*** Source information
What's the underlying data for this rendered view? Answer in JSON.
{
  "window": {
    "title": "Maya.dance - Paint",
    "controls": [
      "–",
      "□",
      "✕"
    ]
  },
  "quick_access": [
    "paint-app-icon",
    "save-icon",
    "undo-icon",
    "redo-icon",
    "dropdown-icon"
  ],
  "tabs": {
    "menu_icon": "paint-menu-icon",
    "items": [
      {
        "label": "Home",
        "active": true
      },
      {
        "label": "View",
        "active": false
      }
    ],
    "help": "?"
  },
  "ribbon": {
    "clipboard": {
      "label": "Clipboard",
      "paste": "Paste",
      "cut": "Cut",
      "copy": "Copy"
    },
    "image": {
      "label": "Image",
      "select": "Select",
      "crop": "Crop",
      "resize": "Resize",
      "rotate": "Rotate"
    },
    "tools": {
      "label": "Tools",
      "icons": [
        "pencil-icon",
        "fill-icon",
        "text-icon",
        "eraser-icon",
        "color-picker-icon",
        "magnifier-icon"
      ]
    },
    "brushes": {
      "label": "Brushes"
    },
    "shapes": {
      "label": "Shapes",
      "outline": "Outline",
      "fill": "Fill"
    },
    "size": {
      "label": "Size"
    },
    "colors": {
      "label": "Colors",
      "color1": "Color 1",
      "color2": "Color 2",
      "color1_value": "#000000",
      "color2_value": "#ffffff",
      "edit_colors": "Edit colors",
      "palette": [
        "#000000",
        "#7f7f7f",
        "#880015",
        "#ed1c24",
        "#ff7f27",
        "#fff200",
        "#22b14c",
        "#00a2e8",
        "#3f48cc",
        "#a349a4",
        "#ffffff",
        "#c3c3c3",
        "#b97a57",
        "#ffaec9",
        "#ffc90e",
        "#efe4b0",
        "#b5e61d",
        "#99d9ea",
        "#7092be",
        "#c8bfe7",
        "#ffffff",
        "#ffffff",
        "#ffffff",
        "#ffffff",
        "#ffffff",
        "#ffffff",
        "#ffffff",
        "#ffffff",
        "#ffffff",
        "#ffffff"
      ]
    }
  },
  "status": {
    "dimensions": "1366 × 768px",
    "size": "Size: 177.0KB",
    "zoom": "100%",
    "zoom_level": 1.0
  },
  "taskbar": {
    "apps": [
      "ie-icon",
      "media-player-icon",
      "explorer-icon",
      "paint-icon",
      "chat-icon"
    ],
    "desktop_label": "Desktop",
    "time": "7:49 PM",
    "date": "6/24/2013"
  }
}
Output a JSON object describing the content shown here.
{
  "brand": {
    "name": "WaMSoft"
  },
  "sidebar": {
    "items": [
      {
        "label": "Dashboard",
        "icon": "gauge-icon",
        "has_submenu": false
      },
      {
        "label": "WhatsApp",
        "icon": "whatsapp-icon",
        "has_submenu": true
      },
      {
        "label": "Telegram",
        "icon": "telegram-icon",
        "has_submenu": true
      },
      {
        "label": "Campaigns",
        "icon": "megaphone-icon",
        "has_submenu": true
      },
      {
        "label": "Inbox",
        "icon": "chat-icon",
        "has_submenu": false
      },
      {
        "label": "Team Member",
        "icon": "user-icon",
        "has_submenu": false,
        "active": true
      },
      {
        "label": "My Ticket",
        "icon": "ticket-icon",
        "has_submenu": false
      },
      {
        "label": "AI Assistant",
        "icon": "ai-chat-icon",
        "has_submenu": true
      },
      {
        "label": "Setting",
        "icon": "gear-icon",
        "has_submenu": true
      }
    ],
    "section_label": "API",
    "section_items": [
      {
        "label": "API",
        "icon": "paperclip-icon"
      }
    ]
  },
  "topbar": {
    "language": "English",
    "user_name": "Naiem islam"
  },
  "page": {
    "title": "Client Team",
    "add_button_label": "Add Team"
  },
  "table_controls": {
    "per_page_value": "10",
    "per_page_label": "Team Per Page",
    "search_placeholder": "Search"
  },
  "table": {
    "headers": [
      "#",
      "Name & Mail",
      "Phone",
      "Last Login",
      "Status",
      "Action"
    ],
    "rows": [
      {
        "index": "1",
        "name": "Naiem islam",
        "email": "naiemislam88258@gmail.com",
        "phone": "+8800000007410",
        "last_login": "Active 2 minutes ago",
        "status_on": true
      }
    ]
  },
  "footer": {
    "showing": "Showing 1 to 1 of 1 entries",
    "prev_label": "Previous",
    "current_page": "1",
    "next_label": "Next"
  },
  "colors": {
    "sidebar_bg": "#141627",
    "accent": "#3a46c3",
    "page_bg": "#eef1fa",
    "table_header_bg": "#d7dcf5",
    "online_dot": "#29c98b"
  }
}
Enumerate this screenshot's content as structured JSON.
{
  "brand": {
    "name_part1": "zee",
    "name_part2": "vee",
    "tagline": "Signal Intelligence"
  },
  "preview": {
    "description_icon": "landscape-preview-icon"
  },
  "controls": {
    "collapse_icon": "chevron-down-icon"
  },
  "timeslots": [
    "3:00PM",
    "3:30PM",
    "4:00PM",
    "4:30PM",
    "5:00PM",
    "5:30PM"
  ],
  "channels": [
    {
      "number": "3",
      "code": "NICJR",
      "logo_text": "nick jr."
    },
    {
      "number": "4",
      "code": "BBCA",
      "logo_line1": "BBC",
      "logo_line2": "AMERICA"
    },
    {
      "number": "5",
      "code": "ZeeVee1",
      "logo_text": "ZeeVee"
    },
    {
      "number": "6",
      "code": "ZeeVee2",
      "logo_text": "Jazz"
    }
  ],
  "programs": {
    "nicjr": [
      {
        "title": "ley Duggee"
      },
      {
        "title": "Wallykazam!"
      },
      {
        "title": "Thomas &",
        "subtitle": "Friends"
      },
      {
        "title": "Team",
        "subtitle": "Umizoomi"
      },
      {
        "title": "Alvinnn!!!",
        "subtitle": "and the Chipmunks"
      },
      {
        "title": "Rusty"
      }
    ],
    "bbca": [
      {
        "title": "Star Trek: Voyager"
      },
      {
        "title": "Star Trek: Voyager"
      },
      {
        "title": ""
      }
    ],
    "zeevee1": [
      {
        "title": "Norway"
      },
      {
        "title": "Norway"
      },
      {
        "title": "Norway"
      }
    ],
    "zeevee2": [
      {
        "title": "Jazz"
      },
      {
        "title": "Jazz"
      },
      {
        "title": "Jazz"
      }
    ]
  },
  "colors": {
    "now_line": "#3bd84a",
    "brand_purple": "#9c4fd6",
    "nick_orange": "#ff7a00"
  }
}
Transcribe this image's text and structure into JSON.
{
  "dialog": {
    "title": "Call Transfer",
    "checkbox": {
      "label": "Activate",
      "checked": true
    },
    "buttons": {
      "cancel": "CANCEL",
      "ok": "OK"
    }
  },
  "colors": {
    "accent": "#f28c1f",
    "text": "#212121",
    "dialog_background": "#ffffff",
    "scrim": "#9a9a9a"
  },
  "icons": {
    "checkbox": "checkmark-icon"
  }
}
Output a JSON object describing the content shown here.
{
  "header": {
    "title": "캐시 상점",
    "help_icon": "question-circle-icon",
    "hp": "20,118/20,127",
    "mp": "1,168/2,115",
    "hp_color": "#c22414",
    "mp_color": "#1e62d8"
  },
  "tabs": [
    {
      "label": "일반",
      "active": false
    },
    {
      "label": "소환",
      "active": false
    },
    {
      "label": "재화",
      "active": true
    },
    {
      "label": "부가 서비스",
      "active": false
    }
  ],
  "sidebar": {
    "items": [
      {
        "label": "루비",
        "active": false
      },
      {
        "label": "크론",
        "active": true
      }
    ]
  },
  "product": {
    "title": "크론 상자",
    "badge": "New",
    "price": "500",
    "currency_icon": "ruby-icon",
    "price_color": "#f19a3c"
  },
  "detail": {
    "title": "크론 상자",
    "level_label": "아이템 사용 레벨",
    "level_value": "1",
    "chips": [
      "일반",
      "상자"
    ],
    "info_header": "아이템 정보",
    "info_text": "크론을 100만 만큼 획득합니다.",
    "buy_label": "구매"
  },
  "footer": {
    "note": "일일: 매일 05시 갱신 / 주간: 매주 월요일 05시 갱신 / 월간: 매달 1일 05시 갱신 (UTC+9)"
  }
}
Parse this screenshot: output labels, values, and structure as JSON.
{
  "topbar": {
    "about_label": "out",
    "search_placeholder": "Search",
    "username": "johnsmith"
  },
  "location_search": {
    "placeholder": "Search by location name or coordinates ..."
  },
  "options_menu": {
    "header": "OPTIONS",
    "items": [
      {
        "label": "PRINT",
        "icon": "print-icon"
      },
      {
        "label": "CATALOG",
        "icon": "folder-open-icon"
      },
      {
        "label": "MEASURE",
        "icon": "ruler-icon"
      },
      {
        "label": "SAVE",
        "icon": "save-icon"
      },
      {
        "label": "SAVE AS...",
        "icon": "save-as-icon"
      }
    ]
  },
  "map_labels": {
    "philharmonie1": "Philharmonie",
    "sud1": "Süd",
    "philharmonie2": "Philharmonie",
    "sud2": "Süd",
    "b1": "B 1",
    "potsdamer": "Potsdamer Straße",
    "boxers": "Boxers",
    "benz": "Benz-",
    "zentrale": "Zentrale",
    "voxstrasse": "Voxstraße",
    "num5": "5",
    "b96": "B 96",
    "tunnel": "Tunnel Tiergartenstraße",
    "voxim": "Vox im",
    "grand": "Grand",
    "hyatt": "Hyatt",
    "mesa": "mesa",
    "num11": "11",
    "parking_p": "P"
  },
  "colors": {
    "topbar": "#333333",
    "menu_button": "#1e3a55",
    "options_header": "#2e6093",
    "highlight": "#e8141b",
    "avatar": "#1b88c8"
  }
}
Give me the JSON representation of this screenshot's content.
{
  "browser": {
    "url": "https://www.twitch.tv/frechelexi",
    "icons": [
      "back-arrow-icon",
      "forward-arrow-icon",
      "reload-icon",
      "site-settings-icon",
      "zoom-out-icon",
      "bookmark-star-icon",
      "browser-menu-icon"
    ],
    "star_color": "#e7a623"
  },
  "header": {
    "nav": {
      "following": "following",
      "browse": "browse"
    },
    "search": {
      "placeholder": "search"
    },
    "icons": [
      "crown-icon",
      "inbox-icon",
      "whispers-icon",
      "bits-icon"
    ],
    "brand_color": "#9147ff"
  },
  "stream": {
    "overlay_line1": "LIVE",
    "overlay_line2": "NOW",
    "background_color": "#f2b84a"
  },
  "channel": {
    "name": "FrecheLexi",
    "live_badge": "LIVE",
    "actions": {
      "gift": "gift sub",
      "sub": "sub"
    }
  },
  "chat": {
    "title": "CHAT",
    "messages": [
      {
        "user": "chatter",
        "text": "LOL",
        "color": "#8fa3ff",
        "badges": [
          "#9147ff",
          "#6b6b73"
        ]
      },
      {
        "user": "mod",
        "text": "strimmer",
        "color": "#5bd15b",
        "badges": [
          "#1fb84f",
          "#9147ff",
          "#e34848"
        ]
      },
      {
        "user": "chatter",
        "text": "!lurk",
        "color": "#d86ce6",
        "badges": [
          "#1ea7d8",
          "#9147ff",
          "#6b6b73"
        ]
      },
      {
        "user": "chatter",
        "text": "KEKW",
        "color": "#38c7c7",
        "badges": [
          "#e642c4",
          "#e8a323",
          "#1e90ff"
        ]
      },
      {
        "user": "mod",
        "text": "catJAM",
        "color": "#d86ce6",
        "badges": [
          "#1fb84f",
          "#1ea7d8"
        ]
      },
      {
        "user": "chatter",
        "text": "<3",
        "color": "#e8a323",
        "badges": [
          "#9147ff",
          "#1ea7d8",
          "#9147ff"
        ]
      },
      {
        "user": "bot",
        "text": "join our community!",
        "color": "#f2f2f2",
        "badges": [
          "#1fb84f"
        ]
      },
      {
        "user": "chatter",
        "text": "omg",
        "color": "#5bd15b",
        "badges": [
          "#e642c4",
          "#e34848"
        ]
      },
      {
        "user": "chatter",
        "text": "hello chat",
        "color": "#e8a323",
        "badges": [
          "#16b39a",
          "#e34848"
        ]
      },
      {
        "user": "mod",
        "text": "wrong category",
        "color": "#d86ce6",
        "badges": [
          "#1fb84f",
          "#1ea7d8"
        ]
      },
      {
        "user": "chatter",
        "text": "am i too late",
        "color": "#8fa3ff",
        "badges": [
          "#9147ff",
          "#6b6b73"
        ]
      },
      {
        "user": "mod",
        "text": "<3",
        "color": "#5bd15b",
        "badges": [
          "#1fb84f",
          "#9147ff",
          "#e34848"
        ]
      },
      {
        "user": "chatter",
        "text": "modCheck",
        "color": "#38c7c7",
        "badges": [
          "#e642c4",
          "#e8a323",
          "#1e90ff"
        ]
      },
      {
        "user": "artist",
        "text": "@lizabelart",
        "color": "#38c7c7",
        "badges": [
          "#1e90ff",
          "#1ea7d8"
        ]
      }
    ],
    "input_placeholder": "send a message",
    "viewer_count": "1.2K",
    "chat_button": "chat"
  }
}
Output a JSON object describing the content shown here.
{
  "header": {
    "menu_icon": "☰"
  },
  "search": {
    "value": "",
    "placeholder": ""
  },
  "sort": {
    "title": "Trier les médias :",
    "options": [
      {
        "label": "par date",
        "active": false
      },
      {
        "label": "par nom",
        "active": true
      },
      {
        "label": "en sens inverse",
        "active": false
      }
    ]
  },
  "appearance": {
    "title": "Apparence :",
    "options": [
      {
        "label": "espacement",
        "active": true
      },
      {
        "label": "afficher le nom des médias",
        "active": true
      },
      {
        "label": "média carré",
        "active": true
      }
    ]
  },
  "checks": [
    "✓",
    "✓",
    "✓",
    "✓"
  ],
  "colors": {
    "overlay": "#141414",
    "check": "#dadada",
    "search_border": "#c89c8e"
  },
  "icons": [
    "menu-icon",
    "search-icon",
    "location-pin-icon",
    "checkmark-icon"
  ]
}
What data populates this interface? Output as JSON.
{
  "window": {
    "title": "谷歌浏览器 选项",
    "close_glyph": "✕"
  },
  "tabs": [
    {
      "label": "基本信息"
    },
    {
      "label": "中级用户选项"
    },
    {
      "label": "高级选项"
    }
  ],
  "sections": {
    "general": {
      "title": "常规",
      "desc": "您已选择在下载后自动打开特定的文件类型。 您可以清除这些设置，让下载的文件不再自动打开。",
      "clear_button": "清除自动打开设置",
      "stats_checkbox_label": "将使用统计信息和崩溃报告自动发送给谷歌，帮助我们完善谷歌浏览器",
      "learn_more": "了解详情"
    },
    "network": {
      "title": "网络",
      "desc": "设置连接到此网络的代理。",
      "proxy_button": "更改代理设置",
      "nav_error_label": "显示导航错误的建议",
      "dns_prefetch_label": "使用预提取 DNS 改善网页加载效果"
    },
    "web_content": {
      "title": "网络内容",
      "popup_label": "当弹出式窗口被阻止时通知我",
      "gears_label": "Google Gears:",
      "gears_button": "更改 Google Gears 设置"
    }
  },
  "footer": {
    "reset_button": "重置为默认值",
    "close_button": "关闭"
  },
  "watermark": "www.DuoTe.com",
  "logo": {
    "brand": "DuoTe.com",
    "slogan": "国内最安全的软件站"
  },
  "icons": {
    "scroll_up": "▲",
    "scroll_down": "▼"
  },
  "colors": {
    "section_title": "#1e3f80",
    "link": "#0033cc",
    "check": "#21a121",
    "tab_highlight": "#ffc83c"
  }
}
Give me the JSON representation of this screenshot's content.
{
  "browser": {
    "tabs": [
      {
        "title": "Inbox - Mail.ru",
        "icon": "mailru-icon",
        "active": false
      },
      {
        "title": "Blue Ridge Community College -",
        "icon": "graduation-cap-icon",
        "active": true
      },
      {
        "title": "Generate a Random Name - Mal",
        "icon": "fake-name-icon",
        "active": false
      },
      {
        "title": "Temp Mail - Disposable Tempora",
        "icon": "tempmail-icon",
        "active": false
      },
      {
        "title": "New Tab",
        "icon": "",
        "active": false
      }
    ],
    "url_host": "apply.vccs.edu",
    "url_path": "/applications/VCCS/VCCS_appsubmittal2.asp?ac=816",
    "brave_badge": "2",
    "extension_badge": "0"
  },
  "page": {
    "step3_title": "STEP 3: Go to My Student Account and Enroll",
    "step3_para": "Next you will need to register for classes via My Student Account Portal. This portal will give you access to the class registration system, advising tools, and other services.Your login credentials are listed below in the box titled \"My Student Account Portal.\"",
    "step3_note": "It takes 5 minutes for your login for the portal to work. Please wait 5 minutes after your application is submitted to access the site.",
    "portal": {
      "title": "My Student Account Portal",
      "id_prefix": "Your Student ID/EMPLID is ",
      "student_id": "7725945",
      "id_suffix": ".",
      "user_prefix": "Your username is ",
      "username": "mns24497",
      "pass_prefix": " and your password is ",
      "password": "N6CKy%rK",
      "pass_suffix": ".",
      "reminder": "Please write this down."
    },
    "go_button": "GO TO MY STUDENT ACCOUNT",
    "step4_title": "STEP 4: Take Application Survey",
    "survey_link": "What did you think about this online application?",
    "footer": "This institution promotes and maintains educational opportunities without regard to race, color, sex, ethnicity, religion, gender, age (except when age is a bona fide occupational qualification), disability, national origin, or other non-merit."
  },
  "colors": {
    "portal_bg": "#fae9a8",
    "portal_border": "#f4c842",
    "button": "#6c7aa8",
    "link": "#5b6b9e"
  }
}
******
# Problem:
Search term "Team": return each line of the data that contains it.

# Task response:
        "label": "Team Member",
    "title": "Client Team",
    "add_button_label": "Add Team"
    "per_page_label": "Team Per Page",
        "title": "Team",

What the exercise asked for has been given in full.